What can your futures broker do with funds in your accounts?
Futures contracts follow a practice known as mark-to-market. This means that at the end of each day, each futures trading account is credited or debited based on that day's profits or losses and checked to ensure that the trading account maintains the appropriate margin/account balance for all open positions.
There may be situations when you are trading in futures where you encounter unfavourable price movements that cause your account balance to fall under the appropriate margin level. As a result, additional funds are required to cover any day-to-day losses.
When you first set up your futures trading account with a brokerage firm that you have other investment accounts, such as a securities account, with unused cash, you may have given your broker authorisation to transfer cash between your accounts, or to liquidate your position, without giving you advanced notice. Therefore, it is important for you to be clear on how your broker manages and maintains your trading account, especially in the event of a margin shortfall.
Note the setting-off arrangement
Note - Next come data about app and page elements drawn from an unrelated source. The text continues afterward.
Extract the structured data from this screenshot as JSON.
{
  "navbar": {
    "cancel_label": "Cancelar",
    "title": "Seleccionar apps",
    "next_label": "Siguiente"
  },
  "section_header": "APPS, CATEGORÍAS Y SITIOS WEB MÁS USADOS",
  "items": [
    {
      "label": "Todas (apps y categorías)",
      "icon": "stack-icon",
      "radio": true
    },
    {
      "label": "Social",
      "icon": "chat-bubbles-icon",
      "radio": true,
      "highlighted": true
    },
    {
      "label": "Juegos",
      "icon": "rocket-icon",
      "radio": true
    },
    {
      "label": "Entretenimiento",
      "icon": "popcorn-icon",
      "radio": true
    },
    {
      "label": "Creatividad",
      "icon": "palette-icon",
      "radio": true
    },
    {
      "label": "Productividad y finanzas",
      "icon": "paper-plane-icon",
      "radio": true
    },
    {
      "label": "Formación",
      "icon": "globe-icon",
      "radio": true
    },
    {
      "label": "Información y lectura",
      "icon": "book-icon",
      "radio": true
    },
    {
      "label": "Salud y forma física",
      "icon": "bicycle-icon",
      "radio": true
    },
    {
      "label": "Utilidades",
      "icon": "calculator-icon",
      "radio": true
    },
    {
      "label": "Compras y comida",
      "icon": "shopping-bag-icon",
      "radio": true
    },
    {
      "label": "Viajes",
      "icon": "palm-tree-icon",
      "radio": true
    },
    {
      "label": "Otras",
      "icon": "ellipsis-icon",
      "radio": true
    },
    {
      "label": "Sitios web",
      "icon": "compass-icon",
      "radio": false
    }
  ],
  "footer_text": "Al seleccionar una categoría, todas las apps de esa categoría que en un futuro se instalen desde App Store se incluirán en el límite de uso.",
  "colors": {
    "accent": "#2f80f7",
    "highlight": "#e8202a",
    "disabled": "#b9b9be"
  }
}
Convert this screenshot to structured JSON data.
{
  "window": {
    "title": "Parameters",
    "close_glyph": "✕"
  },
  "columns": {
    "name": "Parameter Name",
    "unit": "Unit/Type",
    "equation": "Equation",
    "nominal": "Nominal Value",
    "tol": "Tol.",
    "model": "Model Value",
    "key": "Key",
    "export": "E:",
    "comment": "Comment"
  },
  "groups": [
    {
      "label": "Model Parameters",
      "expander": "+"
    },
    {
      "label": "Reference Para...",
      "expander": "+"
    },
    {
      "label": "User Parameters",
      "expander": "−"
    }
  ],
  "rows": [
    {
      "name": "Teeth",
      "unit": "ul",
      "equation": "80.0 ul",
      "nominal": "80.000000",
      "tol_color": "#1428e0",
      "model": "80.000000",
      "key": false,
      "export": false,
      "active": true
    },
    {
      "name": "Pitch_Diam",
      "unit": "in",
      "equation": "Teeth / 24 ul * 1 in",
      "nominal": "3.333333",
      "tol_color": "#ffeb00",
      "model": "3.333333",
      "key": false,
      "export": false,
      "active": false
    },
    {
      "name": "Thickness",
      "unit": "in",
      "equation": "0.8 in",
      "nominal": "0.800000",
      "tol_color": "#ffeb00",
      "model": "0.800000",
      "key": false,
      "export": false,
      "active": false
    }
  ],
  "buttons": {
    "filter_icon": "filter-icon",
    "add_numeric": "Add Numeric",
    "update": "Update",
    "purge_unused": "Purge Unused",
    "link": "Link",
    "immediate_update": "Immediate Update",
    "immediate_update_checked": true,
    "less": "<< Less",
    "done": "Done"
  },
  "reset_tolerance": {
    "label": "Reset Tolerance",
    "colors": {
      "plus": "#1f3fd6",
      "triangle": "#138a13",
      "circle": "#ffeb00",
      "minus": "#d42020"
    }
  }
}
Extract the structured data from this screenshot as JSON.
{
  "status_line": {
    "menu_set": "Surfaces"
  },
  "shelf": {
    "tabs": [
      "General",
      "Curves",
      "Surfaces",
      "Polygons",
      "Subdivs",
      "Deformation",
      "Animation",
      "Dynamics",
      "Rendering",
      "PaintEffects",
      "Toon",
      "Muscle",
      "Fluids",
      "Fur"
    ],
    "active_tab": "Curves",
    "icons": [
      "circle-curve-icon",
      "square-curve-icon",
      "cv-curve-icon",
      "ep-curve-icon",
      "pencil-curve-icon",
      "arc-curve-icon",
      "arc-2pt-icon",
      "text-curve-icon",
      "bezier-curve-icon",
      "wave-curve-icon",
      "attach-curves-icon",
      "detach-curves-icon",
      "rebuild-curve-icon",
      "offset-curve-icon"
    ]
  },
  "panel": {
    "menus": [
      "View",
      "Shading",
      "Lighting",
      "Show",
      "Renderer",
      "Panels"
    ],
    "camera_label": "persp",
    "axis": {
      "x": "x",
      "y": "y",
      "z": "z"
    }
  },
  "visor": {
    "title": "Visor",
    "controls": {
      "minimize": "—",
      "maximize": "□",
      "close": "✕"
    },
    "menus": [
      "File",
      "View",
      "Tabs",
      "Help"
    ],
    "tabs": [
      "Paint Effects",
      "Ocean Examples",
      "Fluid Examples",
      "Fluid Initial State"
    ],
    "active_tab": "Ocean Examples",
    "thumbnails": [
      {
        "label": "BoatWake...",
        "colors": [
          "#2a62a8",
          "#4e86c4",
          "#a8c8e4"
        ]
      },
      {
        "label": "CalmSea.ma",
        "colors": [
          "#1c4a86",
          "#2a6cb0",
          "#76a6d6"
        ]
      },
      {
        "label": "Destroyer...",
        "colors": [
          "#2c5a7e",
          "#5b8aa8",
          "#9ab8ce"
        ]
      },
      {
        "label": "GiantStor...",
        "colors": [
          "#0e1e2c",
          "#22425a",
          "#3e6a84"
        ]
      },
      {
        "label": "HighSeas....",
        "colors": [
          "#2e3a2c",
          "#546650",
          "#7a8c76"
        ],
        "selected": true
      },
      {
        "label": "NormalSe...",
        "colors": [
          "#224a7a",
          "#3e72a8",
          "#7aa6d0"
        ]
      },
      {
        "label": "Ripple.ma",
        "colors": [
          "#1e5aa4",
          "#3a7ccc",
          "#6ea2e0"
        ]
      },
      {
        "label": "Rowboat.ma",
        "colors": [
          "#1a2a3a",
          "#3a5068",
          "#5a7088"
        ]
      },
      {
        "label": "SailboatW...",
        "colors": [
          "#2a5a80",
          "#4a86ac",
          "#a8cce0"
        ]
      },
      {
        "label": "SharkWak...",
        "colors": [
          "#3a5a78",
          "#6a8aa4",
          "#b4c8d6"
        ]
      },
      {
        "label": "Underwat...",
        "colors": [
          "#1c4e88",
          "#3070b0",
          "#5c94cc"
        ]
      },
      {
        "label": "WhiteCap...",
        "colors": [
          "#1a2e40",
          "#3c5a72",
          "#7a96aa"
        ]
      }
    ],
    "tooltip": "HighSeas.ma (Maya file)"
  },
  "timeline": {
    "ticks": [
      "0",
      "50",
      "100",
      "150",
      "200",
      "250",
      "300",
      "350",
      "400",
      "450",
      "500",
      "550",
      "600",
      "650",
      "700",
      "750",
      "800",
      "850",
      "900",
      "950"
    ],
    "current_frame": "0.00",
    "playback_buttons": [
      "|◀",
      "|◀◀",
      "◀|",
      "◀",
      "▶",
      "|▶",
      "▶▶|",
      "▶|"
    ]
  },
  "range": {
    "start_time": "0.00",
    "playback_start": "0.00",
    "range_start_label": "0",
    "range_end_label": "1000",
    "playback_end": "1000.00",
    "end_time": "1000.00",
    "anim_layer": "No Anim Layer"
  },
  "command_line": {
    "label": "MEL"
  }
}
Funds may be transferred between your accounts to set-off the debit balance of your futures account against the credit balance of your other trading accounts held with your futures broker or its affiliated companies. Be sure to understand how your futures broker or its affiliates handle the assets in your various trading accounts, and what is your exposure to the risks associated with such setting-off arrangements.
First of all, you should check with your broker the circumstances under which transfer of funds can be effected. Key questions to be asked include:
- what the terms in the authorisation are;
- whether your consent will be obtained before each fund transfer;
- how you will be contacted and the action taken if you are not contactable;
- whether only excess funds, i.e. idle funds which are not invested in your other accounts would be transferred to the your futures trading account;
- whether sales of collateral in your other accounts may be used to fund a shortfall in your futures trading account; and
- whether the transfer will cover the margin shortfall only or be a higher amount to establish or replenish any buffer.
Furthermore, you should find out from your broker the market risks involved in holding open positions, such as the potential continuing losses as well as any additional charges that may be borne by you as a client.
Futures trading risks
Futures trading is highly leveraged and very risky. With the ability to leverage and invest only a portion of the total value in a futures contract, the investor is subject to unlimited liability. The leverage magnifies the effect of any price changes which can translate into both substantial profits or losses. Amidst a volatile market, it is possible for Hong Kong Futures Exchange Limited or the overseas exchange and/or your broker to raise the margin requirement. If you have to authorise your broker to move assets between your accounts, you should closely monitor the requirements and keep sufficient funds in your trading accounts.
25 October 2017